H-1B visa rules tightening to hit Indian IT companies margins
The EB-5 visa is gaining popularity as an alternative to the embattled H-1B visa, which is the most popular US visa category for the movement of Indian techies.
Usually an entrepreneurial visa, with an initial investment of USD 500,000 and a promise to create at least ten full time jobs in the US, children of high net worth individuals, executives as well as middle class people are looking at the visa as a sure shot chance at a US Green Card.
“Most people want to invest in EB-5 mainly for their children so they are able to go to the US and stay there and not be dependent on any other visa category,” said Andrew Graves, Director of Business Development, U.S. Immigration Fund. “We’re also recently seeing large uptick in current H-1B visa holders where they want their permanent residency, H-1B is just temporary and there’s a long lottery so they’re opting to go the EB-5 route. Plus the headwinds in the H-1B are not basically going away for the next year or so.”

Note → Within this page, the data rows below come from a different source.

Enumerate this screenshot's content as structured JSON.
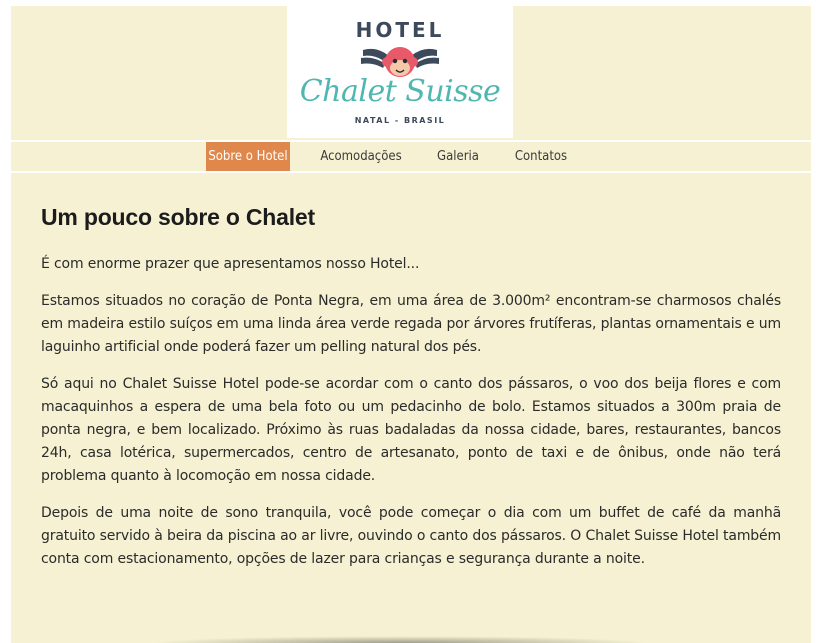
{
  "logo": {
    "top_text": "HOTEL",
    "brand_name": "Chalet Suisse",
    "subtitle": "NATAL - BRASIL",
    "icon": "monkey-mascot-icon",
    "colors": {
      "brand": "#4fb7b0",
      "dark": "#3d4a5c",
      "mascot": "#e85a6a"
    }
  },
  "nav": {
    "items": [
      {
        "label": "Sobre o Hotel",
        "active": true
      },
      {
        "label": "Acomodações",
        "active": false
      },
      {
        "label": "Galeria",
        "active": false
      },
      {
        "label": "Contatos",
        "active": false
      }
    ],
    "active_color": "#e0874b"
  },
  "main": {
    "title": "Um pouco sobre o Chalet",
    "paragraphs": [
      "É com enorme prazer que apresentamos nosso Hotel...",
      "Estamos situados no coração de Ponta Negra, em uma área de 3.000m² encontram-se charmosos chalés em madeira estilo suíços em uma linda área verde regada por árvores frutíferas, plantas ornamentais e um laguinho artificial onde poderá fazer um pelling natural dos pés.",
      "Só aqui no Chalet Suisse Hotel pode-se acordar com o canto dos pássaros, o voo dos beija flores e com macaquinhos a espera de uma bela foto ou um pedacinho de bolo. Estamos situados a 300m praia de ponta negra, e bem localizado. Próximo às ruas badaladas da nossa cidade, bares, restaurantes, bancos 24h, casa lotérica, supermercados, centro de artesanato, ponto de taxi e de ônibus, onde não terá problema quanto à locomoção em nossa cidade.",
      "Depois de uma noite de sono tranquila, você pode começar o dia com um buffet de café da manhã gratuito servido à beira da piscina ao ar livre, ouvindo o canto dos pássaros. O Chalet Suisse Hotel também conta com estacionamento, opções de lazer para crianças e segurança durante a noite."
    ]
  },
  "colors": {
    "background": "#f5f1d2"
  }
}
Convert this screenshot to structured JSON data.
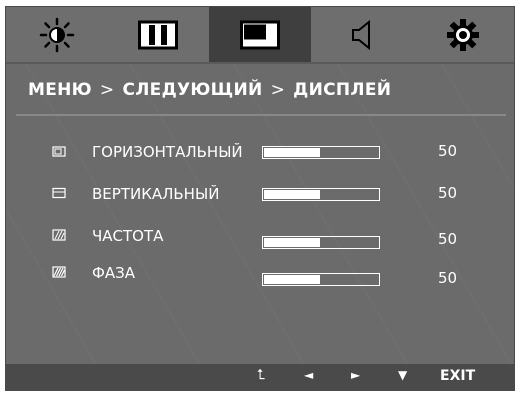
{
  "tabs": [
    {
      "icon": "brightness-icon",
      "active": false
    },
    {
      "icon": "picture-icon",
      "active": false
    },
    {
      "icon": "display-icon",
      "active": true
    },
    {
      "icon": "audio-icon",
      "active": false
    },
    {
      "icon": "settings-icon",
      "active": false
    }
  ],
  "breadcrumb": {
    "menu": "МЕНЮ",
    "sep1": ">",
    "next": "СЛЕДУЮЩИЙ",
    "sep2": ">",
    "current": "ДИСПЛЕЙ"
  },
  "settings": [
    {
      "label": "ГОРИЗОНТАЛЬНЫЙ",
      "value": "50",
      "level": 0.5,
      "icon": "horizontal-position-icon"
    },
    {
      "label": "ВЕРТИКАЛЬНЫЙ",
      "value": "50",
      "level": 0.5,
      "icon": "vertical-position-icon"
    },
    {
      "label": "ЧАСТОТА",
      "value": "50",
      "level": 0.5,
      "icon": "clock-icon"
    },
    {
      "label": "ФАЗА",
      "value": "50",
      "level": 0.5,
      "icon": "phase-icon"
    }
  ],
  "bottom_nav": {
    "back": "⮤",
    "left": "◄",
    "right": "►",
    "down": "▼",
    "exit": "EXIT"
  }
}
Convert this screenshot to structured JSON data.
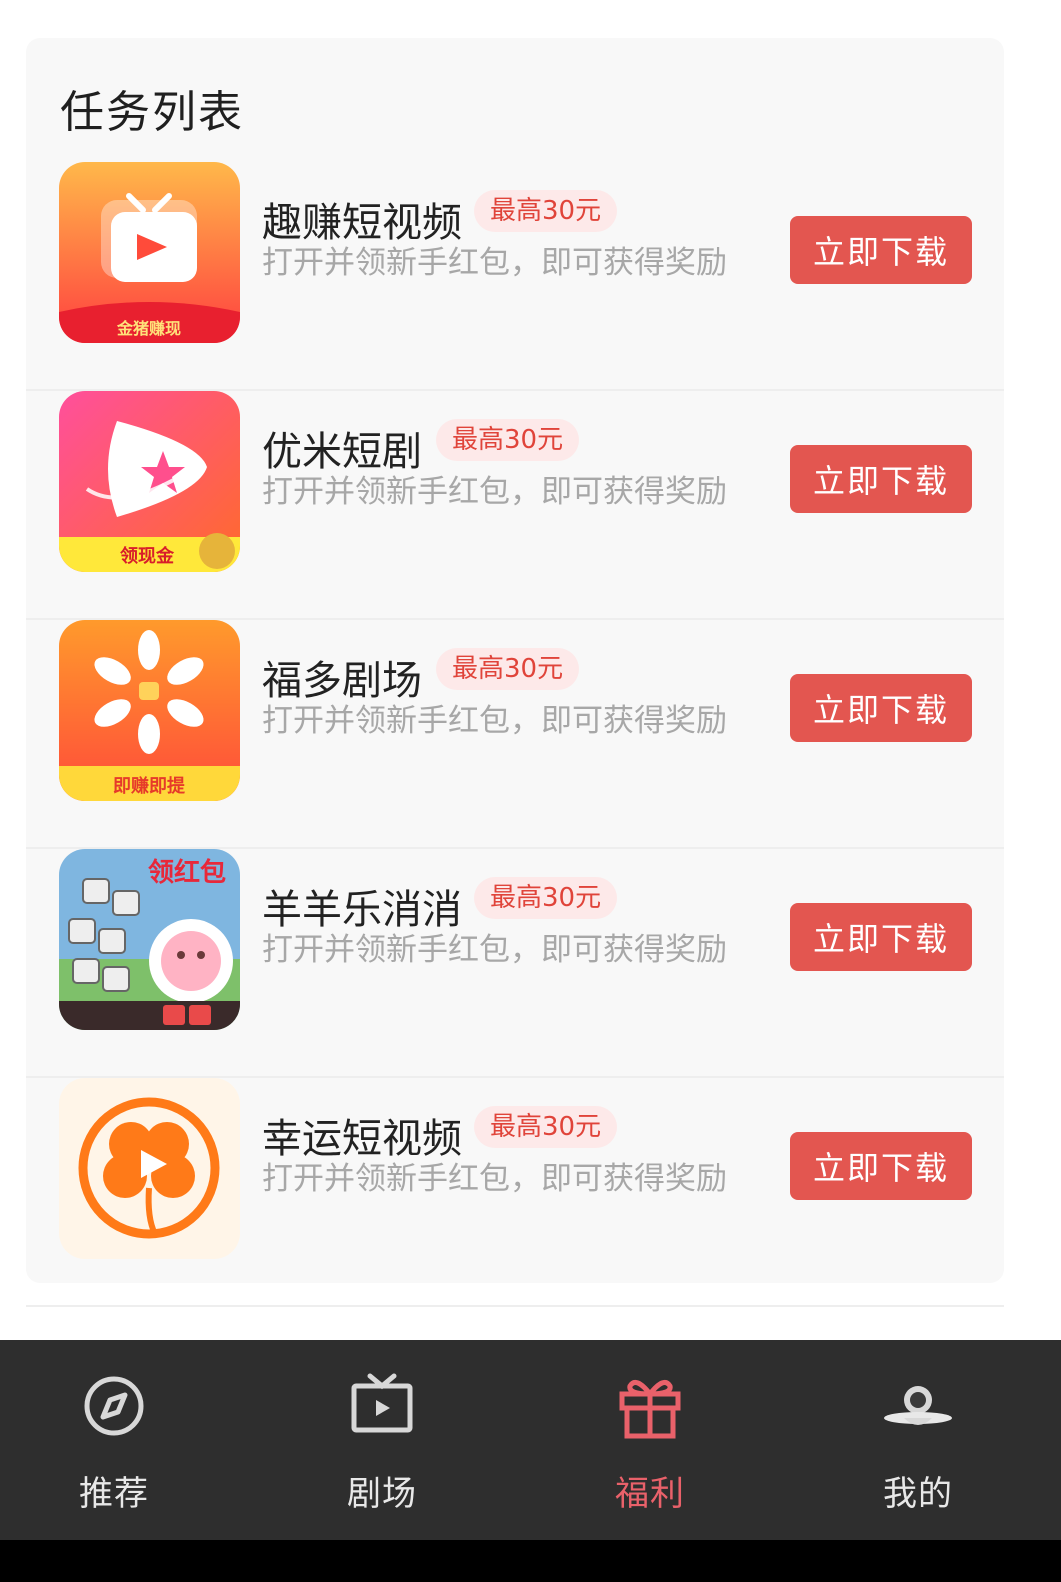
{
  "task_list": {
    "title": "任务列表",
    "items": [
      {
        "name": "趣赚短视频",
        "badge": "最高30元",
        "desc": "打开并领新手红包，即可获得奖励",
        "button": "立即下载",
        "icon_label": "金猪赚现"
      },
      {
        "name": "优米短剧",
        "badge": "最高30元",
        "desc": "打开并领新手红包，即可获得奖励",
        "button": "立即下载",
        "icon_label": "领现金"
      },
      {
        "name": "福多剧场",
        "badge": "最高30元",
        "desc": "打开并领新手红包，即可获得奖励",
        "button": "立即下载",
        "icon_label": "即赚即提"
      },
      {
        "name": "羊羊乐消消",
        "badge": "最高30元",
        "desc": "打开并领新手红包，即可获得奖励",
        "button": "立即下载",
        "icon_label": "领红包"
      },
      {
        "name": "幸运短视频",
        "badge": "最高30元",
        "desc": "打开并领新手红包，即可获得奖励",
        "button": "立即下载",
        "icon_label": ""
      }
    ]
  },
  "tabbar": {
    "tabs": [
      {
        "label": "推荐",
        "icon": "compass-icon",
        "active": false
      },
      {
        "label": "剧场",
        "icon": "tv-icon",
        "active": false
      },
      {
        "label": "福利",
        "icon": "gift-icon",
        "active": true
      },
      {
        "label": "我的",
        "icon": "avatar-icon",
        "active": false
      }
    ]
  },
  "colors": {
    "accent": "#e35650",
    "badge_bg": "#fde9e9",
    "tab_active": "#e9616a",
    "tabbar_bg": "#2e2e2e"
  }
}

The EB-5 visa has been around for 27 years now, with the minimum investment remaining the same. However, EB-5 has been under Congressional review and the investment amount is likely to go up from USD 500,000 to close to USD 1 million.
The United States Congress created the EB-5 Program in 1990 to enable high net worth foreign investors to obtain a US visa for themselves and their immediate family. However, the visa is now being increasingly used by students from different parts of the world.
“China makes up about 80 percent of the overall (EB-5) market. It is so popular that there is a waiting list. In 2016 we had over 14,000 investors from china while India had about 300,” Graves said.
India has been slow to take up on the opportunity and stands fifth in terms of countries that invest in the EB-5 visa category, after China, South Korea, Vietnam, Brazil. The most popular industry that EB-5 visa holders invest in is real estate because of “safety of capital” according to Graves.
He attributed the lack of interest in the visa category to the huge focus on H-1B visas. However, the intense focus on the vetting process for H-1B and the proposed overhaul of its lottery system, and the dependence on employers is making it an increasingly less lucrative option.
USIF has been in India for the past two years and has been trying to build awareness around EB-5 as the shortest route to get permanent residency in the US. It partnered with education group The Chopras Group in India last year with an aim to raise USD 125 million by this year.
“We’ve witnessed growing interest since our launch from families wanting to expand their business operations into the US or for their children to have greater freedom and mobility in their professional lives without having to rely on an employer to sponsor them. A large number of our initial clients have done this purely to obtain access to the United States, not necessarily to migrate to the US. We’ve seen over 3,000 enquiries since we started and over 600 meetings via seminars and one-on-one interactions in the last 5 months,” said Shan Chopra, Managing Partner of The Chopras Group.
Besides the metro cities with a large number of executives, the Chopras Group has seen huge interest from cities such as Ludhiana, Chandigarh and Mengaluru. This has also meant a slew of interesting scenarios, the most common one being HNIs in tier-2 cities asking for help to convert their black money into white.
Graves remembers a time when a prospective EB-5 visa holder was asked to pay the minimum investment in physical gold. Chopra has fielded queries on whether payments can be made in bitcoins.